╭──
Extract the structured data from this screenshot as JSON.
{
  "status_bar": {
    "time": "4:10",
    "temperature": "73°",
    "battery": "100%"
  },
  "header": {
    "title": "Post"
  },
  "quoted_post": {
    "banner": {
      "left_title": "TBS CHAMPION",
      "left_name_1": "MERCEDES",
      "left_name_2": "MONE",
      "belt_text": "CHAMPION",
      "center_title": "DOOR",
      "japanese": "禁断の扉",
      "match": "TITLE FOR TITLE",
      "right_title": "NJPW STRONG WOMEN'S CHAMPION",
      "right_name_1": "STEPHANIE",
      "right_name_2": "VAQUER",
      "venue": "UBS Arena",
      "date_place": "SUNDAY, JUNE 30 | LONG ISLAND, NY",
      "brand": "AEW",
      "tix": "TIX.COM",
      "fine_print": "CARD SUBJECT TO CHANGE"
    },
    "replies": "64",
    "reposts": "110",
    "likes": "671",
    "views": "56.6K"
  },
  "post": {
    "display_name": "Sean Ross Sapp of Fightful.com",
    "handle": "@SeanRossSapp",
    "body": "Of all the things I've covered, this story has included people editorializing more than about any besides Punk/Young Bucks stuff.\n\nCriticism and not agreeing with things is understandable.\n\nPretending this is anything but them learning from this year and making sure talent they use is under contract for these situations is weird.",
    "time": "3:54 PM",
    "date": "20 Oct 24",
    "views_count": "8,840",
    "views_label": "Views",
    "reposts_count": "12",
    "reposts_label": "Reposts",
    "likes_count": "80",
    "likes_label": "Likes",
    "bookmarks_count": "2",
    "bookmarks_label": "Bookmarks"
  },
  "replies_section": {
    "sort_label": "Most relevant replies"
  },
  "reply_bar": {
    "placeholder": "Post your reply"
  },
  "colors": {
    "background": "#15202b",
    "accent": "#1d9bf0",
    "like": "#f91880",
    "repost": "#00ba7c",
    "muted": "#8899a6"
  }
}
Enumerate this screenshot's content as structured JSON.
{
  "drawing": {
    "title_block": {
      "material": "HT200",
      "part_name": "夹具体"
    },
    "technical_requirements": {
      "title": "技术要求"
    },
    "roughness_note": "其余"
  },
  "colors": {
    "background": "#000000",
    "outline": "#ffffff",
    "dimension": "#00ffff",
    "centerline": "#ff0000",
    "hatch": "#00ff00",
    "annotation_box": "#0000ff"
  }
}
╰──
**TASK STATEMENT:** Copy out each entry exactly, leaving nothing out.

**YOUR SOLUTION:**
Extract the structured data from this screenshot as JSON.
{
  "status_bar": {
    "time": "4:10",
    "temperature": "73°",
    "battery": "100%"
  },
  "header": {
    "title": "Post"
  },
  "quoted_post": {
    "banner": {
      "left_title": "TBS CHAMPION",
      "left_name_1": "MERCEDES",
      "left_name_2": "MONE",
      "belt_text": "CHAMPION",
      "center_title": "DOOR",
      "japanese": "禁断の扉",
      "match": "TITLE FOR TITLE",
      "right_title": "NJPW STRONG WOMEN'S CHAMPION",
      "right_name_1": "STEPHANIE",
      "right_name_2": "VAQUER",
      "venue": "UBS Arena",
      "date_place": "SUNDAY, JUNE 30 | LONG ISLAND, NY",
      "brand": "AEW",
      "tix": "TIX.COM",
      "fine_print": "CARD SUBJECT TO CHANGE"
    },
    "replies": "64",
    "reposts": "110",
    "likes": "671",
    "views": "56.6K"
  },
  "post": {
    "display_name": "Sean Ross Sapp of Fightful.com",
    "handle": "@SeanRossSapp",
    "body": "Of all the things I've covered, this story has included people editorializing more than about any besides Punk/Young Bucks stuff.\n\nCriticism and not agreeing with things is understandable.\n\nPretending this is anything but them learning from this year and making sure talent they use is under contract for these situations is weird.",
    "time": "3:54 PM",
    "date": "20 Oct 24",
    "views_count": "8,840",
    "views_label": "Views",
    "reposts_count": "12",
    "reposts_label": "Reposts",
    "likes_count": "80",
    "likes_label": "Likes",
    "bookmarks_count": "2",
    "bookmarks_label": "Bookmarks"
  },
  "replies_section": {
    "sort_label": "Most relevant replies"
  },
  "reply_bar": {
    "placeholder": "Post your reply"
  },
  "colors": {
    "background": "#15202b",
    "accent": "#1d9bf0",
    "like": "#f91880",
    "repost": "#00ba7c",
    "muted": "#8899a6"
  }
}
Enumerate this screenshot's content as structured JSON.
{
  "drawing": {
    "title_block": {
      "material": "HT200",
      "part_name": "夹具体"
    },
    "technical_requirements": {
      "title": "技术要求"
    },
    "roughness_note": "其余"
  },
  "colors": {
    "background": "#000000",
    "outline": "#ffffff",
    "dimension": "#00ffff",
    "centerline": "#ff0000",
    "hatch": "#00ff00",
    "annotation_box": "#0000ff"
  }
}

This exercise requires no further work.